[Problem details] Report, as a single number, how many lines of the records contain the word "JSON".

[Data shown]
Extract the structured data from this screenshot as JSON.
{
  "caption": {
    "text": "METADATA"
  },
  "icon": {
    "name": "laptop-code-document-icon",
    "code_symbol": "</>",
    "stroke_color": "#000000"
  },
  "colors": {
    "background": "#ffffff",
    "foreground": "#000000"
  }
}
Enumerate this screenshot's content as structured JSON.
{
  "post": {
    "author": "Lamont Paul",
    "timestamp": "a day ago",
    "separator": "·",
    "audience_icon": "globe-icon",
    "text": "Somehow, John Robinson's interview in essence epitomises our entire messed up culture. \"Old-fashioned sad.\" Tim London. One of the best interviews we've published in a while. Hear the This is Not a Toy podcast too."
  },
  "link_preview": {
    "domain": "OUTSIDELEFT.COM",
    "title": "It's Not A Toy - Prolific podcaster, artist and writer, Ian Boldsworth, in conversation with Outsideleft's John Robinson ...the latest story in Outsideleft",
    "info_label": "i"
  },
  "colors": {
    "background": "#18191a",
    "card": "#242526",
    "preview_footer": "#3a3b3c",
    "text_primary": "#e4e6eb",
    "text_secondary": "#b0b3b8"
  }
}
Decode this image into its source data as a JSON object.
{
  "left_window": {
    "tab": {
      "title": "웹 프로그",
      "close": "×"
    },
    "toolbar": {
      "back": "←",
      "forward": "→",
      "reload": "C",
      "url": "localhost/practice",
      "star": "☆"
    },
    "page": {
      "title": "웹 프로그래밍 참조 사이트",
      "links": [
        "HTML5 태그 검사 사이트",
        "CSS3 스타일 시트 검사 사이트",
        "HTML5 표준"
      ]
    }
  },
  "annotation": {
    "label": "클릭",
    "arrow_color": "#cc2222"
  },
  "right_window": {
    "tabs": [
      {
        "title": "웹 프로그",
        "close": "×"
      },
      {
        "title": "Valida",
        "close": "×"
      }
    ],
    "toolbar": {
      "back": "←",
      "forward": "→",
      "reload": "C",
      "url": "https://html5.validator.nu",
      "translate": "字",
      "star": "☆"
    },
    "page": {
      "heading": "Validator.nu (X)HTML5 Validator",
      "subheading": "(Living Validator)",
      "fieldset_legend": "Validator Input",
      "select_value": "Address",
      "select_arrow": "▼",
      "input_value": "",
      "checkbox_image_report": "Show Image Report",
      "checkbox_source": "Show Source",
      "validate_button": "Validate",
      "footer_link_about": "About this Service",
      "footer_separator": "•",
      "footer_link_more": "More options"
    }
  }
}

[Written solution] 3